Items from a dataset

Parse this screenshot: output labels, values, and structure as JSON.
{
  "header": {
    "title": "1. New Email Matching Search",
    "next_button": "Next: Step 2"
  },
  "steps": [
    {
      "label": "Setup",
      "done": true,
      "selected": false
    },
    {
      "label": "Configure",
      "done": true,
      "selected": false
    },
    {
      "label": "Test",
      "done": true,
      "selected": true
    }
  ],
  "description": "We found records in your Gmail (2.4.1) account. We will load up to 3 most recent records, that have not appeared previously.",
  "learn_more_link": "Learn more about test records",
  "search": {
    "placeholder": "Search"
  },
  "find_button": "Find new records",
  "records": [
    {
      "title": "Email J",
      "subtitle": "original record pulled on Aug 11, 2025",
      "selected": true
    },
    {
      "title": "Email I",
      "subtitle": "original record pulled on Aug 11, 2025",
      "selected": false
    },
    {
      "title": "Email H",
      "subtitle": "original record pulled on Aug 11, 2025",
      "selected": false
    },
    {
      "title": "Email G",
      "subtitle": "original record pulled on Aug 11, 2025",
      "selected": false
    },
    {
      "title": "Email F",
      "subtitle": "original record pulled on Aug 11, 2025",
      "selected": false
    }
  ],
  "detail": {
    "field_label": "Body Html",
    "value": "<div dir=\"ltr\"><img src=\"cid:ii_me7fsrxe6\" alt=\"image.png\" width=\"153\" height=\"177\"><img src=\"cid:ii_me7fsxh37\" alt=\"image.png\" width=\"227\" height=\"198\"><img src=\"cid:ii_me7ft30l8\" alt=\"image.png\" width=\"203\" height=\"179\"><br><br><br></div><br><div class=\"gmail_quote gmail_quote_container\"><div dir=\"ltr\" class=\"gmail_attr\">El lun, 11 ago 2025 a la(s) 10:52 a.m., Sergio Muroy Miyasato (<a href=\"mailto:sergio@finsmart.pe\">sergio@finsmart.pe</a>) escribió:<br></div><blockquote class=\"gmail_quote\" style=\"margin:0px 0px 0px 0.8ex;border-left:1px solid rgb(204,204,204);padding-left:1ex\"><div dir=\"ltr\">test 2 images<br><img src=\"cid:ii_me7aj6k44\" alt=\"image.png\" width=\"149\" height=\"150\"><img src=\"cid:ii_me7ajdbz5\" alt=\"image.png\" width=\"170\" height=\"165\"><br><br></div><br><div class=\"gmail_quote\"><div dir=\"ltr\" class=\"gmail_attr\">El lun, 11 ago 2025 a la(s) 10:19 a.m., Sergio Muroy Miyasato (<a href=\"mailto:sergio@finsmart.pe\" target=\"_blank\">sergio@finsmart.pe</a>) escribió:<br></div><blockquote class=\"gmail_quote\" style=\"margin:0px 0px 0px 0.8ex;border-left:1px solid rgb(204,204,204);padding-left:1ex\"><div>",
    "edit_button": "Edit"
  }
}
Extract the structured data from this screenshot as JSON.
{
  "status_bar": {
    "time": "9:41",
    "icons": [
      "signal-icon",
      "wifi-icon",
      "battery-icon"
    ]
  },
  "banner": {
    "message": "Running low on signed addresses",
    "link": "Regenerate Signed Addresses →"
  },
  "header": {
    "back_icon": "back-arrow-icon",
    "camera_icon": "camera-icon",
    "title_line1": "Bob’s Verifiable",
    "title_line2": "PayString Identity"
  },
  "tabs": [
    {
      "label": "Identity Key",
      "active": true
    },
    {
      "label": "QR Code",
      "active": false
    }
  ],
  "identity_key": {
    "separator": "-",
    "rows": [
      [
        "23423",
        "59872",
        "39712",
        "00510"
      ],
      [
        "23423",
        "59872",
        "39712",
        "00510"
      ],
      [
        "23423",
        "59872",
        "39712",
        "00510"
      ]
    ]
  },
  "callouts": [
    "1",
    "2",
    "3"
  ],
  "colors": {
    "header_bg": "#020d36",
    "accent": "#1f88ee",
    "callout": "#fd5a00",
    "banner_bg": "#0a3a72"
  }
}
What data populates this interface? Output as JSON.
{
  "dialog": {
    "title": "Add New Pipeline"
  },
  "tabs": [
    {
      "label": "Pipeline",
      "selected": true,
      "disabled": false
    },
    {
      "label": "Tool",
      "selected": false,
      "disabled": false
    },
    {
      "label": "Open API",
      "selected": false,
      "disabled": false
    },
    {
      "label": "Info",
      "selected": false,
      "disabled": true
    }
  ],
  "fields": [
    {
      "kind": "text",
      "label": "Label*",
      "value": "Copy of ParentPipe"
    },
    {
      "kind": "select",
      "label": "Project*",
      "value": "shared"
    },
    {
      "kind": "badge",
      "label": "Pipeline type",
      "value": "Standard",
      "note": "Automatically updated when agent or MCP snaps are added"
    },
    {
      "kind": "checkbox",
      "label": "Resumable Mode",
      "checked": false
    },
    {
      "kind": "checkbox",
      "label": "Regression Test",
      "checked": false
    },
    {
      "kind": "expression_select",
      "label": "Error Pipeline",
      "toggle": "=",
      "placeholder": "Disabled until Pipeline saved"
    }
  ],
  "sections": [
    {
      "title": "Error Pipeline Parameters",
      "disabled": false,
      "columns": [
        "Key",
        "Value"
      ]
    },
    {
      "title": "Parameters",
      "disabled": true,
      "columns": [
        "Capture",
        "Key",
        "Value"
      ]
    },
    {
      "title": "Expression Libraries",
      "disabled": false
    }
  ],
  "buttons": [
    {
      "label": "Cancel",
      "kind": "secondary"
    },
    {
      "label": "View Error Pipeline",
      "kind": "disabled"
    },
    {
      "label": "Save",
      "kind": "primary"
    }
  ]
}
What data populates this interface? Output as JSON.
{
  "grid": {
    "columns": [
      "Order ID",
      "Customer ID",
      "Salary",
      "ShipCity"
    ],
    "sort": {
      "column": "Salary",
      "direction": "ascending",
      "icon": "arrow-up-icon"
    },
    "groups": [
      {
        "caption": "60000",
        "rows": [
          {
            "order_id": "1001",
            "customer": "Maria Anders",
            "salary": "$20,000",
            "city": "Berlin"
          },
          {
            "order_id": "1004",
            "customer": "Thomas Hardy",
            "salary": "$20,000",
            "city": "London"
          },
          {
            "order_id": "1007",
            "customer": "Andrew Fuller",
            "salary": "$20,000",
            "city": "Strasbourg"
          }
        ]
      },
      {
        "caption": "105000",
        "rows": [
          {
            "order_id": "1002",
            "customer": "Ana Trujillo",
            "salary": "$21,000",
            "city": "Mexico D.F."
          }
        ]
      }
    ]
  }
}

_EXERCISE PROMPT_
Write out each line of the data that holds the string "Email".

_ANSWER TO THE EXERCISE_
    "title": "1. New Email Matching Search",
      "title": "Email J",
      "title": "Email I",
      "title": "Email H",
      "title": "Email G",
      "title": "Email F",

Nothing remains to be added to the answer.